═════ Available data

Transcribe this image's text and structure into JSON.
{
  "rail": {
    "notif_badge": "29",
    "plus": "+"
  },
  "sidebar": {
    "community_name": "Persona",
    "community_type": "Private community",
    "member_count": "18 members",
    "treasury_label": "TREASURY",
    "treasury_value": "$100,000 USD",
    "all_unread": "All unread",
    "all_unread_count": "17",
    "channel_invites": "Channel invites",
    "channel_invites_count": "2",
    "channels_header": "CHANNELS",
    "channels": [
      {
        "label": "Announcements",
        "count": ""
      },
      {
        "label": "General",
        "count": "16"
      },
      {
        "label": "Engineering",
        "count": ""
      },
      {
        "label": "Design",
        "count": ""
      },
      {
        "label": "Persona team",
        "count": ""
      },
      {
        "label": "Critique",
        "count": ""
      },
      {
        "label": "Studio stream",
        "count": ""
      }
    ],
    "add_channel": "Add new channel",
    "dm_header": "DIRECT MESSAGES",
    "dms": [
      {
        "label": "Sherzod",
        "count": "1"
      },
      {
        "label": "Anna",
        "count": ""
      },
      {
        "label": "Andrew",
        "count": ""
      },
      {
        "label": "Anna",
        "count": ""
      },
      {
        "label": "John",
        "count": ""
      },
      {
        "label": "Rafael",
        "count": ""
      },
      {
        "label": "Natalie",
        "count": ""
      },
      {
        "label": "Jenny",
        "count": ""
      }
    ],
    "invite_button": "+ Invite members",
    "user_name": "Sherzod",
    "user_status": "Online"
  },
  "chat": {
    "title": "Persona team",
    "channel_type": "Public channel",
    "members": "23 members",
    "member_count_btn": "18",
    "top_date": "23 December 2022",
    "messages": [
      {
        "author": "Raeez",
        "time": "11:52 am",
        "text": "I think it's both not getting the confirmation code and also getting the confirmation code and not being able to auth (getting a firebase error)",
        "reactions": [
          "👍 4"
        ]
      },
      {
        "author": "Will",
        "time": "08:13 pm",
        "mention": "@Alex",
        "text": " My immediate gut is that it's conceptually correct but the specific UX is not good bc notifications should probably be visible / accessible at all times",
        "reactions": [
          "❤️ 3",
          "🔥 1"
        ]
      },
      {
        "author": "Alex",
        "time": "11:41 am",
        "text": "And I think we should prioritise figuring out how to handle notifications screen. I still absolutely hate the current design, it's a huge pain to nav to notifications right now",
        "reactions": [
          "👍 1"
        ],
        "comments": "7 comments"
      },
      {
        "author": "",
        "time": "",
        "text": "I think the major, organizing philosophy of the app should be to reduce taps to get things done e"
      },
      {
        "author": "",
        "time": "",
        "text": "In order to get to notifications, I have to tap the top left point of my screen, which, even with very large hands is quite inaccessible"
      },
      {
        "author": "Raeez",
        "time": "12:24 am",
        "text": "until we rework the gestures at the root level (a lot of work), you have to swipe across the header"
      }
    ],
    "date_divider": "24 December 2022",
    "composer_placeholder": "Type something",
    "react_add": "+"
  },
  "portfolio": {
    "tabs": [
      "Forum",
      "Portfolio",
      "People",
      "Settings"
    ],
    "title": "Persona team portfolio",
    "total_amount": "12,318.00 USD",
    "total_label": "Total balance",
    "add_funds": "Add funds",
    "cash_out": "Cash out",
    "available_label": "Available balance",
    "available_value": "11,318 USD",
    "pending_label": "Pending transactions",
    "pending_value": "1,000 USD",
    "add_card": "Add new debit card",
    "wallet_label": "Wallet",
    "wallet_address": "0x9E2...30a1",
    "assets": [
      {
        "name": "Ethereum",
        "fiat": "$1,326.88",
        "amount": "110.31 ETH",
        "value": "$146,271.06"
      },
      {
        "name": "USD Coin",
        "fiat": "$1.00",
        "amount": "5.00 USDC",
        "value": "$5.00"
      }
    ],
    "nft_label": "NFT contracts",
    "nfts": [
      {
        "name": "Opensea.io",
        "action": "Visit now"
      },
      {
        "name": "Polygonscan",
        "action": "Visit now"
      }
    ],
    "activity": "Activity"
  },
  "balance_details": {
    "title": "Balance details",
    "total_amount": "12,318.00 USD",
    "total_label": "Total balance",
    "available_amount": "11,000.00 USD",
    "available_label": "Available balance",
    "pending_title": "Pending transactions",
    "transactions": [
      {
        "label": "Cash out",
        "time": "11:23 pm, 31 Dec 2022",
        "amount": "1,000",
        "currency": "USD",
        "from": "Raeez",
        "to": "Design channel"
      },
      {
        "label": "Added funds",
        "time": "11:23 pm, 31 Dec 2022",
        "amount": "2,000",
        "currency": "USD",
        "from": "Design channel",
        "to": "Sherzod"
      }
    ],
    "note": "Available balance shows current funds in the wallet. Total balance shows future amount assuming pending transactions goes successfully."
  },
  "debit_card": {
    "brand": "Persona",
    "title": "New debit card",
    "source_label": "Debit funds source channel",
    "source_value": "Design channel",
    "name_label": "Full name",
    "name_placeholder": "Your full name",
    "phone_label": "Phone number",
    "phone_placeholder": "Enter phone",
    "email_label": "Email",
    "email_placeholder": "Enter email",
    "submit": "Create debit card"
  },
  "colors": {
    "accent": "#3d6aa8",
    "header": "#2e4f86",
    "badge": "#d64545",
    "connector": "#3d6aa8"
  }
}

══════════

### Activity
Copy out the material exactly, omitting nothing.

### Solution to this task
Transcribe this image's text and structure into JSON.
{
  "rail": {
    "notif_badge": "29",
    "plus": "+"
  },
  "sidebar": {
    "community_name": "Persona",
    "community_type": "Private community",
    "member_count": "18 members",
    "treasury_label": "TREASURY",
    "treasury_value": "$100,000 USD",
    "all_unread": "All unread",
    "all_unread_count": "17",
    "channel_invites": "Channel invites",
    "channel_invites_count": "2",
    "channels_header": "CHANNELS",
    "channels": [
      {
        "label": "Announcements",
        "count": ""
      },
      {
        "label": "General",
        "count": "16"
      },
      {
        "label": "Engineering",
        "count": ""
      },
      {
        "label": "Design",
        "count": ""
      },
      {
        "label": "Persona team",
        "count": ""
      },
      {
        "label": "Critique",
        "count": ""
      },
      {
        "label": "Studio stream",
        "count": ""
      }
    ],
    "add_channel": "Add new channel",
    "dm_header": "DIRECT MESSAGES",
    "dms": [
      {
        "label": "Sherzod",
        "count": "1"
      },
      {
        "label": "Anna",
        "count": ""
      },
      {
        "label": "Andrew",
        "count": ""
      },
      {
        "label": "Anna",
        "count": ""
      },
      {
        "label": "John",
        "count": ""
      },
      {
        "label": "Rafael",
        "count": ""
      },
      {
        "label": "Natalie",
        "count": ""
      },
      {
        "label": "Jenny",
        "count": ""
      }
    ],
    "invite_button": "+ Invite members",
    "user_name": "Sherzod",
    "user_status": "Online"
  },
  "chat": {
    "title": "Persona team",
    "channel_type": "Public channel",
    "members": "23 members",
    "member_count_btn": "18",
    "top_date": "23 December 2022",
    "messages": [
      {
        "author": "Raeez",
        "time": "11:52 am",
        "text": "I think it's both not getting the confirmation code and also getting the confirmation code and not being able to auth (getting a firebase error)",
        "reactions": [
          "👍 4"
        ]
      },
      {
        "author": "Will",
        "time": "08:13 pm",
        "mention": "@Alex",
        "text": " My immediate gut is that it's conceptually correct but the specific UX is not good bc notifications should probably be visible / accessible at all times",
        "reactions": [
          "❤️ 3",
          "🔥 1"
        ]
      },
      {
        "author": "Alex",
        "time": "11:41 am",
        "text": "And I think we should prioritise figuring out how to handle notifications screen. I still absolutely hate the current design, it's a huge pain to nav to notifications right now",
        "reactions": [
          "👍 1"
        ],
        "comments": "7 comments"
      },
      {
        "author": "",
        "time": "",
        "text": "I think the major, organizing philosophy of the app should be to reduce taps to get things done e"
      },
      {
        "author": "",
        "time": "",
        "text": "In order to get to notifications, I have to tap the top left point of my screen, which, even with very large hands is quite inaccessible"
      },
      {
        "author": "Raeez",
        "time": "12:24 am",
        "text": "until we rework the gestures at the root level (a lot of work), you have to swipe across the header"
      }
    ],
    "date_divider": "24 December 2022",
    "composer_placeholder": "Type something",
    "react_add": "+"
  },
  "portfolio": {
    "tabs": [
      "Forum",
      "Portfolio",
      "People",
      "Settings"
    ],
    "title": "Persona team portfolio",
    "total_amount": "12,318.00 USD",
    "total_label": "Total balance",
    "add_funds": "Add funds",
    "cash_out": "Cash out",
    "available_label": "Available balance",
    "available_value": "11,318 USD",
    "pending_label": "Pending transactions",
    "pending_value": "1,000 USD",
    "add_card": "Add new debit card",
    "wallet_label": "Wallet",
    "wallet_address": "0x9E2...30a1",
    "assets": [
      {
        "name": "Ethereum",
        "fiat": "$1,326.88",
        "amount": "110.31 ETH",
        "value": "$146,271.06"
      },
      {
        "name": "USD Coin",
        "fiat": "$1.00",
        "amount": "5.00 USDC",
        "value": "$5.00"
      }
    ],
    "nft_label": "NFT contracts",
    "nfts": [
      {
        "name": "Opensea.io",
        "action": "Visit now"
      },
      {
        "name": "Polygonscan",
        "action": "Visit now"
      }
    ],
    "activity": "Activity"
  },
  "balance_details": {
    "title": "Balance details",
    "total_amount": "12,318.00 USD",
    "total_label": "Total balance",
    "available_amount": "11,000.00 USD",
    "available_label": "Available balance",
    "pending_title": "Pending transactions",
    "transactions": [
      {
        "label": "Cash out",
        "time": "11:23 pm, 31 Dec 2022",
        "amount": "1,000",
        "currency": "USD",
        "from": "Raeez",
        "to": "Design channel"
      },
      {
        "label": "Added funds",
        "time": "11:23 pm, 31 Dec 2022",
        "amount": "2,000",
        "currency": "USD",
        "from": "Design channel",
        "to": "Sherzod"
      }
    ],
    "note": "Available balance shows current funds in the wallet. Total balance shows future amount assuming pending transactions goes successfully."
  },
  "debit_card": {
    "brand": "Persona",
    "title": "New debit card",
    "source_label": "Debit funds source channel",
    "source_value": "Design channel",
    "name_label": "Full name",
    "name_placeholder": "Your full name",
    "phone_label": "Phone number",
    "phone_placeholder": "Enter phone",
    "email_label": "Email",
    "email_placeholder": "Enter email",
    "submit": "Create debit card"
  },
  "colors": {
    "accent": "#3d6aa8",
    "header": "#2e4f86",
    "badge": "#d64545",
    "connector": "#3d6aa8"
  }
}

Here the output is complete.